Once in a class at Freed-Hardeman University, my professor, Dowell Flatt, brought a scroll of papyrus to class to show us what some of the New Testament was written on. Out of nowhere he asked, “Rusty, can you see this scroll?” It is important to know that Rusty is blind.
For a moment he teased Rusty saying, “What’s the matter, if your faith was stronger you could see this… well I guess you just need to pray harder.” Then, he began the most fascinating discourse on Philippians 4.13 I had ever heard.
So often people convey a message that you can do everything through Christ who strengthens you; you can do it! But can you really do everything? Let’s take a closer look at the passage. They key word in this passage is iskuo which in a general sense means, “I am able.”
The thing about words, in Greek or in English, is that in different contexts they have different meanings. For instance, the word “bad” when used in its intended context means, “not good, terrible, or dreadful.” However in other contexts the word “bad” can mean, “good, cool, or tough.”
In a similar way the Greek word iskuo can take on different nuances of meaning. In the context of Luke 16.3 and 21.36 the word means, “to have physical strength enough for some purpose. In the context of Mark 2.17, it means to “be in good health”.
Now let us revisit Philippians 4.10-13, focusing on the context of iskuo:
I rejoice greatly in the Lord that at last you have renewed your concern for me. Indeed, you have been concerned, but you had no opportunity to show it. I am not saying this because I am in need, I have learned to be content whatever the circumstances. I know what it is to be in need and I know what it is to have plenty. I have learned the secret of being content in any and every situation, whether well fed or hungry, whether living in plenty or in want. I can do [iskuo] everything through him who gives me strength.
In a very literal sense, the last verse says, “I am able in everything through the one who enables me.”
Given the context, we can see that Paul is “able” in hunger, wealth, being in need, and specific circumstances. My suggestion when you read this passage is to read, “I am able to face all conditions,” or “I can endure all things through the one who gives me strength.”
Why does this matter? Remember back to my story of Dr. Dowell Flatt and Rusty? It matters when one takes verse thirteen out of its context. When this happens, a world of problems may occur. One needlessly doubts their faith because they have no control over physiological problems.
Some with clinical depression, for instance, are told, “If only your faith were stronger you could be happy without that medicine.” Others with various physiological handicaps are not able to preach, teach, or serve, in the same ways that physically able people can.
One should not be discouraged because they have a handicap; on the contrary, they should take courage!

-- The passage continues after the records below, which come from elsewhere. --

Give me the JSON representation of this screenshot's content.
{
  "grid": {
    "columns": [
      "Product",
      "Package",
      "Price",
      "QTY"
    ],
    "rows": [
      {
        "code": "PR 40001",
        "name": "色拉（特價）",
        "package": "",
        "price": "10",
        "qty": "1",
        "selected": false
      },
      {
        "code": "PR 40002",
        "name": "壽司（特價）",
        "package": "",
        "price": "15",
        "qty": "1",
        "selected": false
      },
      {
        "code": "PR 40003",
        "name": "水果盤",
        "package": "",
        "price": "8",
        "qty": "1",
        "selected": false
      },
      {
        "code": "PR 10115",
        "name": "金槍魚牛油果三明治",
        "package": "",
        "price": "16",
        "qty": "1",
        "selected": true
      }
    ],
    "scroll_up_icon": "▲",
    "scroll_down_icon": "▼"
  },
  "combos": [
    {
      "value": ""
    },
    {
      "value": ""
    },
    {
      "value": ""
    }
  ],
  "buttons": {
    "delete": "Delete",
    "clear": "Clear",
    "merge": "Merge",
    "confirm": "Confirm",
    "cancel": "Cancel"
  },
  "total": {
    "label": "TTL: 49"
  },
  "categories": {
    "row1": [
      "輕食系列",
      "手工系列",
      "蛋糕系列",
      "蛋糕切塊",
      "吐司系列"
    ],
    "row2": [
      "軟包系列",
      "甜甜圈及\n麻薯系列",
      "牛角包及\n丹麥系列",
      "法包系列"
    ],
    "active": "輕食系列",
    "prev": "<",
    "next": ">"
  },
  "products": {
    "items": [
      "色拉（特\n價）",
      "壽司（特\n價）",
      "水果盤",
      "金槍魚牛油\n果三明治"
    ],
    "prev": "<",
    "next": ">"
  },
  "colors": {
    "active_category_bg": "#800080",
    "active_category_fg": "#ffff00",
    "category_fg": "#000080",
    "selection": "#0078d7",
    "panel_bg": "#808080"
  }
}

Paul is saying in Philippians 4.13 that regardless of your situation you can endure through Christ who gives you strength.
- Johannes P. Louw and Eugene A. Nida (1989), Greek-English Lexicon of the New Testament Based on Semantic Domains, 2 vols. (2d ed.; New York, NY: United Bible Societies), 79.64 [1:700].
- Walter Bauer, Frederick W. Danker, W.F. Arndt, and F.W. Gingrich (2000), A Greek-English Lexicon of the New Testament and Other Christian Literature (3d ed.; Chicago, Ill.: University of Chicago), 484.
NOTE: Gary Reaves and his family are missionaries in Cuzco, Peru. Just recently they celebrated the baptism of several new people. You can follow the Cuzco Missions page on Facebook. You can also follow the work of the team on two of their blogs:
Above all else, keep them in your prayers.